In Asian cultures, we are taught to always respect our elders, from our parents, grandparents, endless aunts and uncles – respect must always be given. Failure to do so tarnishes your reputation in the family network and the fact that you may just be five years old is disregarded when it comes to the topic of RESPECT.
Hence you can imagine the state of my reputation as a very outspoken child. Sometimes I think my parents shipped me off to boarding school in a faraway land as part of their damage control plan. Jokes aside, this has been a topic that’s been on my mind for some time now, contributed by all the quotes I see on Instagram in relation to respect.
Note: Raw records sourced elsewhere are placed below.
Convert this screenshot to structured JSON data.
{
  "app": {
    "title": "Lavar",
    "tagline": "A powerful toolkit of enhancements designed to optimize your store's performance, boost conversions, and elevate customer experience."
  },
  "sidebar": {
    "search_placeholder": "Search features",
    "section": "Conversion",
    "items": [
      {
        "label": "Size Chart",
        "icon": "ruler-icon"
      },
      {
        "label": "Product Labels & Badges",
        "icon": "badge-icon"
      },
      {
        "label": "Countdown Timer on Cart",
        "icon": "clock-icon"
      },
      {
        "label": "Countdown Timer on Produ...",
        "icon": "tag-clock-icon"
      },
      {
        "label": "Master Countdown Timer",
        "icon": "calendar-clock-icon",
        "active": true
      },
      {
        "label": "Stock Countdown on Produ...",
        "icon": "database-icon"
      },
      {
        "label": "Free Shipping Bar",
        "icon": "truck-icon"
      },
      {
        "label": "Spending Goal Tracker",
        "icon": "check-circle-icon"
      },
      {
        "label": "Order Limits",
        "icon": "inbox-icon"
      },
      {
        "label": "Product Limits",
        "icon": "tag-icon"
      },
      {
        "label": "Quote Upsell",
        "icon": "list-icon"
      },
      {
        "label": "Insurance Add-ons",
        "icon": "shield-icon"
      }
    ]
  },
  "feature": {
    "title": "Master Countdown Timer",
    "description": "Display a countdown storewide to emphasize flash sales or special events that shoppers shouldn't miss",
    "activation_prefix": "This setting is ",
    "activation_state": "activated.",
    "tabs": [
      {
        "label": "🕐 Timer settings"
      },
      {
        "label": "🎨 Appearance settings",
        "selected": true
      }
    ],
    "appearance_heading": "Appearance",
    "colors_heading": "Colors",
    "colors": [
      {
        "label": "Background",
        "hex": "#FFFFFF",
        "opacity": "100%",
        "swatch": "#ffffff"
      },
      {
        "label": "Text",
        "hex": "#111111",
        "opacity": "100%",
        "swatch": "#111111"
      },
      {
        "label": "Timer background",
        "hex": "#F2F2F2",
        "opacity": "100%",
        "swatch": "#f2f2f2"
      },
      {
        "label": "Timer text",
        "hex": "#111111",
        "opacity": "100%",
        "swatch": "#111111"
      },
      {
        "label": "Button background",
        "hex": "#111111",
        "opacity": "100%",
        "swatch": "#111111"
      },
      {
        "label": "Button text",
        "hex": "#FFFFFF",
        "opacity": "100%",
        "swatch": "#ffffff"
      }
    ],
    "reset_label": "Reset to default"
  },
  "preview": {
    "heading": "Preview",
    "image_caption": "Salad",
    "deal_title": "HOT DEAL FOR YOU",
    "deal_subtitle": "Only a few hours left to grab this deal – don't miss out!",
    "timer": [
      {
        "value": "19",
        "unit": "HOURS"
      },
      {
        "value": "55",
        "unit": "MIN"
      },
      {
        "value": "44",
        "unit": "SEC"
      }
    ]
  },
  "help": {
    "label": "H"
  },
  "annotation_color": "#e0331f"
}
I started thinking about respect in a workplace. My personal mantra has always been that my colleagues, managers, etc. must always earn my respect. This is one of the reasons why I joined a value based organisation like Salt. With integrity as a core value - it matters to me that my peers and managers demonstrate honesty and integrity to earn my respect and vice versa whereby I should demonstrate those values to earn their respect.
For someone who’s current circle of close friends comprises of ex-colleagues, I realised we could get to that level by first having mutual respect in the workplace.
As a recruiter, I have also noticed a shift in candidate’s and client behaviours, candidates these days want to feel the mutual respect with their hiring managers. Rightly so, after all the road of respect must always go both ways.
When you go to work tomorrow, ask yourself – are you demanding to be respected because of your title or position, or are you earning the respect of your colleagues? It’s never too late to change things if you are self-aware.